- **Input data**

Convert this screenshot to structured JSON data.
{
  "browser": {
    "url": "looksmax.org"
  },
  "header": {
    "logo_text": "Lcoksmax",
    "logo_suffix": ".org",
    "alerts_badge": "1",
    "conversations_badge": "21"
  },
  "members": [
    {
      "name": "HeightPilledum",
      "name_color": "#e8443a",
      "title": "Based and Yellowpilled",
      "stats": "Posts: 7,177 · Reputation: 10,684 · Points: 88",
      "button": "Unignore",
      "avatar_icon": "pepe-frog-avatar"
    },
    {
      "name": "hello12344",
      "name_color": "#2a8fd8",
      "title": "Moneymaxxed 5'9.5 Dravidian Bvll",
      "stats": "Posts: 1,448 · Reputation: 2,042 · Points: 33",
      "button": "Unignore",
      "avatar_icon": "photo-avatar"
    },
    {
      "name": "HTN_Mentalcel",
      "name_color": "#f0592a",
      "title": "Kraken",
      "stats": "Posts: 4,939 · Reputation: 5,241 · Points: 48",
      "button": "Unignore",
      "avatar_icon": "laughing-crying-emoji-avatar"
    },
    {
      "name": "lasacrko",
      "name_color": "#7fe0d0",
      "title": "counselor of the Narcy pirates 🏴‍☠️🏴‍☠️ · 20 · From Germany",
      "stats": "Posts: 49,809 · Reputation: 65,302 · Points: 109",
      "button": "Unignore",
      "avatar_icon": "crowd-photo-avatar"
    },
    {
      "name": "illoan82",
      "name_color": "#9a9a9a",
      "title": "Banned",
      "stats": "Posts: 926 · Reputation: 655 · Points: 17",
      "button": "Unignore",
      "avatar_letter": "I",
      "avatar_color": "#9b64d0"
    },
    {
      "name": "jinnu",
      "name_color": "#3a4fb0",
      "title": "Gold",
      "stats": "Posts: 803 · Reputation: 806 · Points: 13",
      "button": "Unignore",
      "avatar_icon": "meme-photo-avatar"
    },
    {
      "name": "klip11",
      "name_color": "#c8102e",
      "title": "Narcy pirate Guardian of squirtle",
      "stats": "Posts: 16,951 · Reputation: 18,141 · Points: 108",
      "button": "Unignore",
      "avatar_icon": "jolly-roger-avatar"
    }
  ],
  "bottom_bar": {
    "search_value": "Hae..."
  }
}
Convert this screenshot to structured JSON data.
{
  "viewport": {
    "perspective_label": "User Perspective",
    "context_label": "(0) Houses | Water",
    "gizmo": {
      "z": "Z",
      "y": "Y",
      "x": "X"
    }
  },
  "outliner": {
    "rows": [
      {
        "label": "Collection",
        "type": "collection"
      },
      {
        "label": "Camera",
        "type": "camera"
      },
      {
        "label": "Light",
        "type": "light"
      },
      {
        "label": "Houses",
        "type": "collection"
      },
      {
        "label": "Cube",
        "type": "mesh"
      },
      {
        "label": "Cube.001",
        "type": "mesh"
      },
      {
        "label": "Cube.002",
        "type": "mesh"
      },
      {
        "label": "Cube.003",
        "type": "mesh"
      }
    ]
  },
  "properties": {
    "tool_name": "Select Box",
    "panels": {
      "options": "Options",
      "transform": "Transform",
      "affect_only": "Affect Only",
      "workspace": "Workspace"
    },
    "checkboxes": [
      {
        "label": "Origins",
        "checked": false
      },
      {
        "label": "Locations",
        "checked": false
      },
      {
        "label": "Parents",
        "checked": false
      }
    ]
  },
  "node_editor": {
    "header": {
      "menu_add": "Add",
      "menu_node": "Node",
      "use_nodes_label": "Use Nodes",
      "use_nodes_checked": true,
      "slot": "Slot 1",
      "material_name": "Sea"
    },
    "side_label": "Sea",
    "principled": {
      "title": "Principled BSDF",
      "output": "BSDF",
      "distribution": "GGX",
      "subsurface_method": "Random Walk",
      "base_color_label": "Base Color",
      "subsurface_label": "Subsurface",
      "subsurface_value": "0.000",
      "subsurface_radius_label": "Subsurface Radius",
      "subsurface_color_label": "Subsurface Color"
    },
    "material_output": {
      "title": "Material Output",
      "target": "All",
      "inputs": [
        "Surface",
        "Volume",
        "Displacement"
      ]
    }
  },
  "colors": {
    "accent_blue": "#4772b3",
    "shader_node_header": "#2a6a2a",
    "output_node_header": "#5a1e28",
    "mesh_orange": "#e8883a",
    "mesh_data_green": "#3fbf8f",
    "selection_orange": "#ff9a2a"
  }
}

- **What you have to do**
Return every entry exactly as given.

- **Solution to this task**
Convert this screenshot to structured JSON data.
{
  "browser": {
    "url": "looksmax.org"
  },
  "header": {
    "logo_text": "Lcoksmax",
    "logo_suffix": ".org",
    "alerts_badge": "1",
    "conversations_badge": "21"
  },
  "members": [
    {
      "name": "HeightPilledum",
      "name_color": "#e8443a",
      "title": "Based and Yellowpilled",
      "stats": "Posts: 7,177 · Reputation: 10,684 · Points: 88",
      "button": "Unignore",
      "avatar_icon": "pepe-frog-avatar"
    },
    {
      "name": "hello12344",
      "name_color": "#2a8fd8",
      "title": "Moneymaxxed 5'9.5 Dravidian Bvll",
      "stats": "Posts: 1,448 · Reputation: 2,042 · Points: 33",
      "button": "Unignore",
      "avatar_icon": "photo-avatar"
    },
    {
      "name": "HTN_Mentalcel",
      "name_color": "#f0592a",
      "title": "Kraken",
      "stats": "Posts: 4,939 · Reputation: 5,241 · Points: 48",
      "button": "Unignore",
      "avatar_icon": "laughing-crying-emoji-avatar"
    },
    {
      "name": "lasacrko",
      "name_color": "#7fe0d0",
      "title": "counselor of the Narcy pirates 🏴‍☠️🏴‍☠️ · 20 · From Germany",
      "stats": "Posts: 49,809 · Reputation: 65,302 · Points: 109",
      "button": "Unignore",
      "avatar_icon": "crowd-photo-avatar"
    },
    {
      "name": "illoan82",
      "name_color": "#9a9a9a",
      "title": "Banned",
      "stats": "Posts: 926 · Reputation: 655 · Points: 17",
      "button": "Unignore",
      "avatar_letter": "I",
      "avatar_color": "#9b64d0"
    },
    {
      "name": "jinnu",
      "name_color": "#3a4fb0",
      "title": "Gold",
      "stats": "Posts: 803 · Reputation: 806 · Points: 13",
      "button": "Unignore",
      "avatar_icon": "meme-photo-avatar"
    },
    {
      "name": "klip11",
      "name_color": "#c8102e",
      "title": "Narcy pirate Guardian of squirtle",
      "stats": "Posts: 16,951 · Reputation: 18,141 · Points: 108",
      "button": "Unignore",
      "avatar_icon": "jolly-roger-avatar"
    }
  ],
  "bottom_bar": {
    "search_value": "Hae..."
  }
}
Convert this screenshot to structured JSON data.
{
  "viewport": {
    "perspective_label": "User Perspective",
    "context_label": "(0) Houses | Water",
    "gizmo": {
      "z": "Z",
      "y": "Y",
      "x": "X"
    }
  },
  "outliner": {
    "rows": [
      {
        "label": "Collection",
        "type": "collection"
      },
      {
        "label": "Camera",
        "type": "camera"
      },
      {
        "label": "Light",
        "type": "light"
      },
      {
        "label": "Houses",
        "type": "collection"
      },
      {
        "label": "Cube",
        "type": "mesh"
      },
      {
        "label": "Cube.001",
        "type": "mesh"
      },
      {
        "label": "Cube.002",
        "type": "mesh"
      },
      {
        "label": "Cube.003",
        "type": "mesh"
      }
    ]
  },
  "properties": {
    "tool_name": "Select Box",
    "panels": {
      "options": "Options",
      "transform": "Transform",
      "affect_only": "Affect Only",
      "workspace": "Workspace"
    },
    "checkboxes": [
      {
        "label": "Origins",
        "checked": false
      },
      {
        "label": "Locations",
        "checked": false
      },
      {
        "label": "Parents",
        "checked": false
      }
    ]
  },
  "node_editor": {
    "header": {
      "menu_add": "Add",
      "menu_node": "Node",
      "use_nodes_label": "Use Nodes",
      "use_nodes_checked": true,
      "slot": "Slot 1",
      "material_name": "Sea"
    },
    "side_label": "Sea",
    "principled": {
      "title": "Principled BSDF",
      "output": "BSDF",
      "distribution": "GGX",
      "subsurface_method": "Random Walk",
      "base_color_label": "Base Color",
      "subsurface_label": "Subsurface",
      "subsurface_value": "0.000",
      "subsurface_radius_label": "Subsurface Radius",
      "subsurface_color_label": "Subsurface Color"
    },
    "material_output": {
      "title": "Material Output",
      "target": "All",
      "inputs": [
        "Surface",
        "Volume",
        "Displacement"
      ]
    }
  },
  "colors": {
    "accent_blue": "#4772b3",
    "shader_node_header": "#2a6a2a",
    "output_node_header": "#5a1e28",
    "mesh_orange": "#e8883a",
    "mesh_data_green": "#3fbf8f",
    "selection_orange": "#ff9a2a"
  }
}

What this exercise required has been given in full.